Hayslett joined the Ledger in September 2003, covering twenty-four school districts from the Middlesex County bureau. She loved the job. By the beginning of 2008, however, staff cuts made a dedicated education reporter an unaffordable luxury in the bureau and Hayslett was reassigned to a municipal beat, which she didn’t enjoy as much. And after three years without raises it was clear to her that the industry was in trouble. When the buyout was offered, she took it. Her husband is an engineer and they have no children; she decided she could afford to go, and did so on December 10, 2008.
“I thought I was marketable,” she says, “but I probably applied for 300 jobs and went on three interviews in 2009.” She notes that her eleven years of experience exceeded the requirement for many of the jobs she sought.
So she considered public relations. She started Hayslett Media Consulting from her home in February 2009 and picked up some clients, though not enough to live on. In March, while still looking for full-time work, she decided to volunteer a couple of days a week—press releases and clerical work—at her church, the 6,000-member First Baptist Church of Lincoln Gardens in Somerset. It was partly just to get out of the house. She also thought her politically connected pastor, a former New Jersey secretary of state named DeForest B. Soaries Jr., might be able to help in her job hunt. But he was so busy that for eight months Hayslett never even saw him in the office.
When she finally did, she gave him her résumé. “He called me that afternoon and said I need you on my team,” Hayslett said, still excited at the memory. “I started January 4th.”
Hayslett is director of communications and marketing for First Baptist and its affiliated Central Jersey Community Development Corp., which runs five nonprofits that deal with such issues as housing assistance and foster care. “This is a gift from heaven, this job. I mean literally—it’s the church,” she said. “I loved journalism. I had a great run in journalism. I never thought I would be this happy after journalism. But I’m happier.”
‘A Pretty Wonderful Floor’
Brad Parks got his first byline on November 5, 1988, covering a high school hockey game for The Ridgefield Press in Connecticut. He was fourteen.
“I fell in love. I fell hard and absolutely. Journalism was what I was going to do with my life. What always amazed me was the number of people in the newsroom who had the exact same story,” says Parks. A former sportswriter and investigative reporter at The Star-Ledger, he took the buyout in 2008.
After college and a stint at The Washington Post, Parks followed his future wife to New Jersey and found a “dream job” in 1998 at the Ledger, where he joined the sports enterprise desk. But after his marriage in 2004, he realized that spending 100 nights a year in a hotel room probably wasn’t compatible with having a family.

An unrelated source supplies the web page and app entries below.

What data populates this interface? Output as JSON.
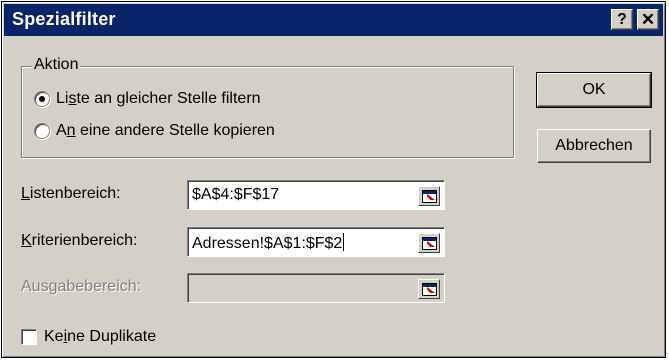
{
  "window": {
    "title": "Spezialfilter",
    "help_glyph": "?",
    "close_glyph": "✕",
    "colors": {
      "titlebar": "#0a246a",
      "face": "#d4d0c8"
    }
  },
  "action_group": {
    "legend": "Aktion",
    "options": [
      {
        "pre": "Li",
        "accel": "s",
        "post": "te an gleicher Stelle filtern",
        "checked": true
      },
      {
        "pre": "A",
        "accel": "n",
        "post": " eine andere Stelle kopieren",
        "checked": false
      }
    ]
  },
  "buttons": {
    "ok": "OK",
    "cancel": "Abbrechen"
  },
  "fields": {
    "list_range": {
      "accel": "L",
      "label_rest": "istenbereich:",
      "value": "$A$4:$F$17",
      "enabled": true
    },
    "criteria_range": {
      "accel": "K",
      "label_rest": "riterienbereich:",
      "value": "Adressen!$A$1:$F$2",
      "enabled": true
    },
    "output_range": {
      "label": "Ausgabebereich:",
      "value": "",
      "enabled": false
    }
  },
  "no_duplicates": {
    "pre": "Ke",
    "accel": "i",
    "post": "ne Duplikate",
    "checked": false
  },
  "icons": {
    "ref_button": "collapse-dialog-icon"
  }
}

In November 2004, he switched to investigative news, a move that eventually would change his life. His first story involved a Thanksgiving weekend quadruple homicide in Newark. In a bloodstained vacant lot was a scene that would stay with him. While his wife labored at her graduate work, Parks started work on a novel that began with a quadruple homicide investigated by Carter Ross, an intrepid young reporter for the Newark Eagle-Examiner, a paper that bears a strong resemblance to The Star-Ledger. The WASP-y Ross also bears a resemblance to the thirty-five-year-old Parks. “He’s some idealized version of me. In essence, he has become the vessel for my unrequited journalistic desires,” Parks says. “I don’t get to do the stuff Carter does anymore and, frankly, I miss it.”
Even before the buyout, Parks says, he had realized he would have to leave the Ledger. The epiphany came in late 2007, after he had turned in an award-winning series on the fortieth anniversary of the Newark race riots, an event that vastly altered the city. Parks asked for a raise, though there had been a pay freeze on for two years. When he was denied, he says, “that was the beginning of the end.”
Slowly, he realized that “the things I loved about my job weren’t going to be possible anymore.” Parks and his wife Melissa decided to go for what they had always considered “the nuclear option” if things got really bad. A guidance counselor, Melissa began looking for a position at a boarding school, with the idea that they could live rent-free and Parks could write.